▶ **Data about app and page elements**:
=== Begin Enclosure ===
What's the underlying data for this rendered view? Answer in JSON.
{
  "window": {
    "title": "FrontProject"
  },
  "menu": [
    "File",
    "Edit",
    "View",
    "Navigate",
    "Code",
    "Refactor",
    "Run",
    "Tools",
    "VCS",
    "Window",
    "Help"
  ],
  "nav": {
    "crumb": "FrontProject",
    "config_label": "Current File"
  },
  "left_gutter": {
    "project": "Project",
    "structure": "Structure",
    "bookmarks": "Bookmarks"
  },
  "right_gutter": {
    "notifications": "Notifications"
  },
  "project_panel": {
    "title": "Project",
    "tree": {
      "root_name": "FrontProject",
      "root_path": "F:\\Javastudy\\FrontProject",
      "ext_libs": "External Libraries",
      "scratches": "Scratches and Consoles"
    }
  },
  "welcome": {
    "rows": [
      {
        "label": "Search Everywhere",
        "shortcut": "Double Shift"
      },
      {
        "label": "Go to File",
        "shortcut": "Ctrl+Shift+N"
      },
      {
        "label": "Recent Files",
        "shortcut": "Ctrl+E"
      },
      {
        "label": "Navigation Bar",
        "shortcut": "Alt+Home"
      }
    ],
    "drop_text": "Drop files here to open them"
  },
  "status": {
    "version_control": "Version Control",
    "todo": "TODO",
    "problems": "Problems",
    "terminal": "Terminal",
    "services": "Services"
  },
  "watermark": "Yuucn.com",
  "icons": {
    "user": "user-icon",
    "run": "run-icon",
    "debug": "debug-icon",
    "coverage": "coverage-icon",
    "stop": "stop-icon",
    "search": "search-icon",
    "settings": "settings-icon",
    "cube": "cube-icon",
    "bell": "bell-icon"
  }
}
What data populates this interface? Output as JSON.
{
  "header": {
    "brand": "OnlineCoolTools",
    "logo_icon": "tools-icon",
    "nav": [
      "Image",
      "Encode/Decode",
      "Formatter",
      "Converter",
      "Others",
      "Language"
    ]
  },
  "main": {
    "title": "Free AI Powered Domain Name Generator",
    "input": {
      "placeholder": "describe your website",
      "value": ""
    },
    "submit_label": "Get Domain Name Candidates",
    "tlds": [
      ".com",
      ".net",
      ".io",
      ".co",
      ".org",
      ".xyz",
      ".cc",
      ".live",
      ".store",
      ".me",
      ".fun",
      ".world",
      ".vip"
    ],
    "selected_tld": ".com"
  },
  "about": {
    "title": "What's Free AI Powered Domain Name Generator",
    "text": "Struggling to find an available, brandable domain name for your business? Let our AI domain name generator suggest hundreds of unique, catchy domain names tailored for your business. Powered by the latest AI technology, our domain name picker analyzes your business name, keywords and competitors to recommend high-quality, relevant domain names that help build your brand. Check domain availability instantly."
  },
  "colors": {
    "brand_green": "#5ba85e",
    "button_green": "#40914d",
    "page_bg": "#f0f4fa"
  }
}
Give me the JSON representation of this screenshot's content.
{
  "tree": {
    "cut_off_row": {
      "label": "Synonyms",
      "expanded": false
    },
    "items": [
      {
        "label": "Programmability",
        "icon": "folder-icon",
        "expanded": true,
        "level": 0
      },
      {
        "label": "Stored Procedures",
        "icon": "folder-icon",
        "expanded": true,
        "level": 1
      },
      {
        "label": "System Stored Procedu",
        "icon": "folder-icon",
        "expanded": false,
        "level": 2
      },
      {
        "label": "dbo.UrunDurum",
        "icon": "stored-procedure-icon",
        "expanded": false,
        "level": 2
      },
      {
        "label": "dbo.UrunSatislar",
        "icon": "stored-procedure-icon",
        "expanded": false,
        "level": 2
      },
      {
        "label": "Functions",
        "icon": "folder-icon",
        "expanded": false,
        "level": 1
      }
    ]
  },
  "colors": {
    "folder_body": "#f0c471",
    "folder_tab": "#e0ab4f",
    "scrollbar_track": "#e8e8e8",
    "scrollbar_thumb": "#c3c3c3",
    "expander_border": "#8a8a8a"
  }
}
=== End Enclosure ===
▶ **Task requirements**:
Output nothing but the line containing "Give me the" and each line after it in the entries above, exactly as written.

▶ **Task answer**:
Give me the JSON representation of this screenshot's content.
{
  "tree": {
    "cut_off_row": {
      "label": "Synonyms",
      "expanded": false
    },
    "items": [
      {
        "label": "Programmability",
        "icon": "folder-icon",
        "expanded": true,
        "level": 0
      },
      {
        "label": "Stored Procedures",
        "icon": "folder-icon",
        "expanded": true,
        "level": 1
      },
      {
        "label": "System Stored Procedu",
        "icon": "folder-icon",
        "expanded": false,
        "level": 2
      },
      {
        "label": "dbo.UrunDurum",
        "icon": "stored-procedure-icon",
        "expanded": false,
        "level": 2
      },
      {
        "label": "dbo.UrunSatislar",
        "icon": "stored-procedure-icon",
        "expanded": false,
        "level": 2
      },
      {
        "label": "Functions",
        "icon": "folder-icon",
        "expanded": false,
        "level": 1
      }
    ]
  },
  "colors": {
    "folder_body": "#f0c471",
    "folder_tab": "#e0ab4f",
    "scrollbar_track": "#e8e8e8",
    "scrollbar_thumb": "#c3c3c3",
    "expander_border": "#8a8a8a"
  }
}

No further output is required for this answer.